The average pollen load of a foraging bees may be up to 35% of her body weight- averaging about 15mg of pollen. 

The number of pollen grains needed to make a load varies greatly.  There is much diversity in the size of pollen grains produced by different flowers.

Worker honey bees with full pollen baskets on her legs image.

 Why Honey Bees Can Not Eat Fresh Pollen

As our forager bee flies through the air with colorful baskets of pollen, she must become tired and hungry.  You might think she would stop for a snack. 

However, foraging workers do not eat pollen.  Sadly, the bees could not eat this raw pollen even if they wanted to.

Pollen grains have a very tough outer coating.  Bees cannot eat the pollen grains because they lack the proteolytic enzymes needed for digestion.

How Pollen Becomes Bee Bread

Arriving back at the hive, the bee with full pollen baskets seeks out a wax cell.  Usually, a cell near the brood nest is chosen-though other sections of the hive can be used for storage. 

The pollen pellets are unloaded into a honeycomb cell. The hard-working forager returns to the field for another load.

In a while, a house bee comes along to inspect the cell containing pollen.  She uses her head to pack the pollen tightly in the cell.  This removes any trapped air pockets.

A little nectar and saliva containing enzymes is added to the cell contents.  Other foragers return and add more pollen to the cell until it is full.

An individual cell may contain many different colors of pollen from a variety of plants.

As the added enzymes react with the pollen, fermentation occurs.  This breaks down the pollen grains for easier digestion.

This changes raw pollen that is not very digestible into a protein powerhouse that stores well and can be used as a food source.

As a final step, house bees apply a light covering of honey over the surface of the bee bread. This is why stored pollen often has a shiny surface.

How is Bee Bread Used in the Colony?

The growth and well-being of the colony is dependent on a healthy strong new generation. Middle aged house bees that have not begun to forage are responsible for feeding brood.   

These nurse bees consume pollen stored in honeycomb cells.
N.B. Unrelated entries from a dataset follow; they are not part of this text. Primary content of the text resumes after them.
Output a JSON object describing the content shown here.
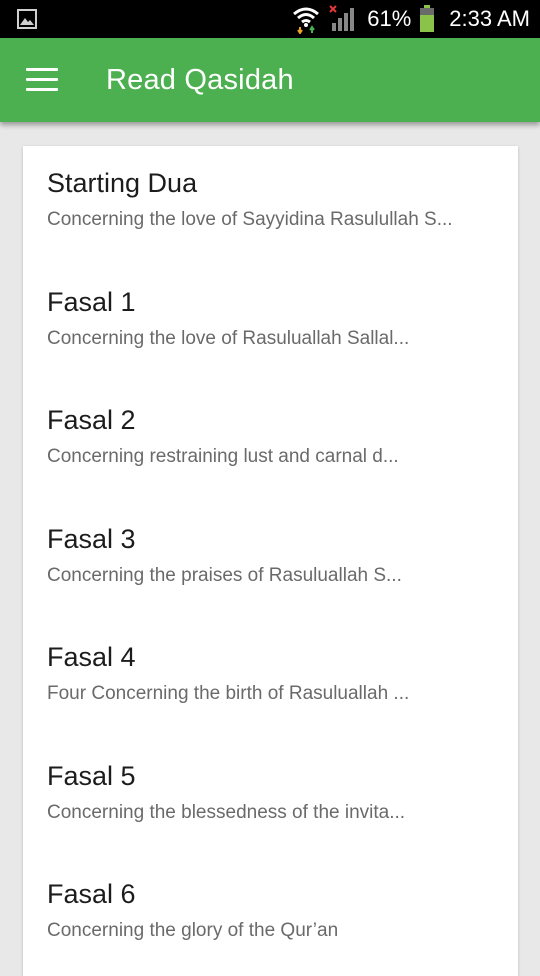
{
  "status_bar": {
    "battery": "61%",
    "time": "2:33 AM",
    "icons": [
      "image-icon",
      "wifi-icon",
      "signal-icon",
      "battery-icon"
    ]
  },
  "app_bar": {
    "title": "Read Qasidah",
    "menu_icon": "hamburger-menu-icon",
    "color": "#4caf50"
  },
  "list": [
    {
      "title": "Starting Dua",
      "subtitle": "Concerning the love of Sayyidina Rasulullah S..."
    },
    {
      "title": "Fasal 1",
      "subtitle": "Concerning the love of Rasuluallah Sallal..."
    },
    {
      "title": "Fasal 2",
      "subtitle": "Concerning restraining lust and carnal d..."
    },
    {
      "title": "Fasal 3",
      "subtitle": "Concerning the praises of Rasuluallah S..."
    },
    {
      "title": "Fasal 4",
      "subtitle": "Four Concerning the birth of Rasuluallah ..."
    },
    {
      "title": "Fasal 5",
      "subtitle": "Concerning the blessedness of the invita..."
    },
    {
      "title": "Fasal 6",
      "subtitle": "Concerning the glory of the Qur’an"
    }
  ]
}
This protein rich substance is mixed with glandular secretions to make brood food.  Older larvae may be fed small bits of pollen too.

Glass jar of bee pollen and spoon image.

Is Bee Bread Good for You?

We know bee bread is essential for the health and well-being of a honey bee colony.  But, what about humans?  Can we eat bee bread?

Some studies say yes.  Bee bread is reported to have high nutritional value with a misxture of proteins, essential amino acids, omega fatty acids and simple sugars.

Bee bread has been called “Ambrosia” (food of the Gods).  Some people consume pollen and bee bread as part of their diet.

Final Thoughts on Bee Bread

Honey bees have a method of converting raw pollen into bee bread – a stable long term storage protein source.

This is just another way that bees have evolved to be able to survive Winter.  Stored digestible pollen make it possible to begin brood rearing in late Winter when no natural sources are available.

Similar Posts